Monday, February 23, 2009
WATCHING THE WATCHER
Winter continues to linger along the river. We received another dusting of snow during the night. Just after dawn, the temperature registered a chilly 12 degrees Fahrenheit. Instead of taking breakfast at the dining table, I carried my bowl of steel-cut oats and mug of black tea to the great-room’s opposite corner. There I could cozy comfortably by the fire in my favorite rocker, which faces the sliding glass deck doors and allows me to watch any goings-on at the island across from the cottage. Sometimes I see deer over there, or one of the fat resident fox squirrels. Yesterday it was a mink. In the past I’ve watched muskrats, beaver, and raccoons, among others.
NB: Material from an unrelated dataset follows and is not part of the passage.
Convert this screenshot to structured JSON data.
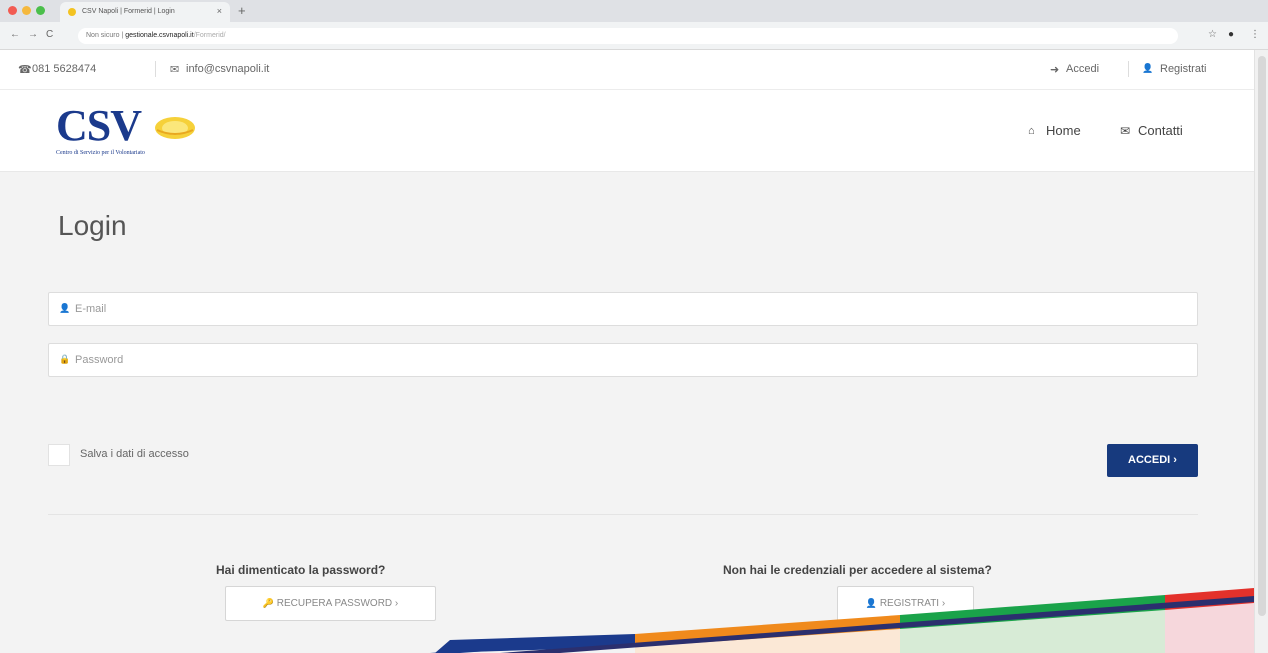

The island is also the home for a pair of pileated woodpeckers—huge and astonishing with their flaming red crests and pterodactyl-like semblance. I’d just finished my meal when the red-tailed hawk landed in the top of one of the island’s huge hackberries. The bird was perhaps 80 feet up and 175 feet away from where I sat, so seeing as how I don’t own a 600mm telephoto, this admittedly inferior photo was the best I could manage. Sorry… The hawk was not actively hunting, but was instead doing exactly what I was doing huddling beside the fire—getting warm. Only in the red-tail’s case, this was accomplished via solar energy—which entailed pointing its chest at the morning sun and poofing out its feathers. As I watched through binoculars, the big hawk began preening, using its sharp beak and equally sharp talons to “comb” its feathers, pulling, poking, plucking, working from head-to-tail. A raptor version of a morning bath. This preening business went on for at least a half hour, with an occasional pause to look around—right, left, forward, behind, down, head swiveling as if on a turret—until the job was apparently accomplished to perfection. Then the hawk simply readjusted its position slightly, better to catch the now-higher sun, and settled back for an additional half-hour of sauna therapy; a thorough warm-up before hitting the skies for a breakfast hunt. The many birds working the various feeders, all of which were in plain sight of the tree-top hawk, seemed to know they weren’t in any present danger. The sunning red-tail would give them a cursory glance from time to time, but the looked lacked any real malice aforethought that’s so noticeable in a look harboring real predatory intensity. The feeder birds kept their eye on the hawk, in case the situational mood changed. But everyone seemed to understand the other’s intentions and be willing to accept a momentary truce. An hour after it landed in the hackberry, the red-tailed hawk shook itself a few times as if awakening from a doze. Then it looked around, scrutinizing every quadrant of earth and sky, hopped lightly off the limb—and caught its fall on broad, outspread wings. The hawk’s movement and sudden flight drew the eyes of the feeder crowd, some of whom made a hasty departure. But the hawk still wasn’t interested—at least not at the moment. A couple of minutes after it deserted the island hackberry, I saw it began a slow spiral into the morning’s blue sky above a field well beyond the far side of the river. No longer the one being watched, the red-tail had again become the watcher.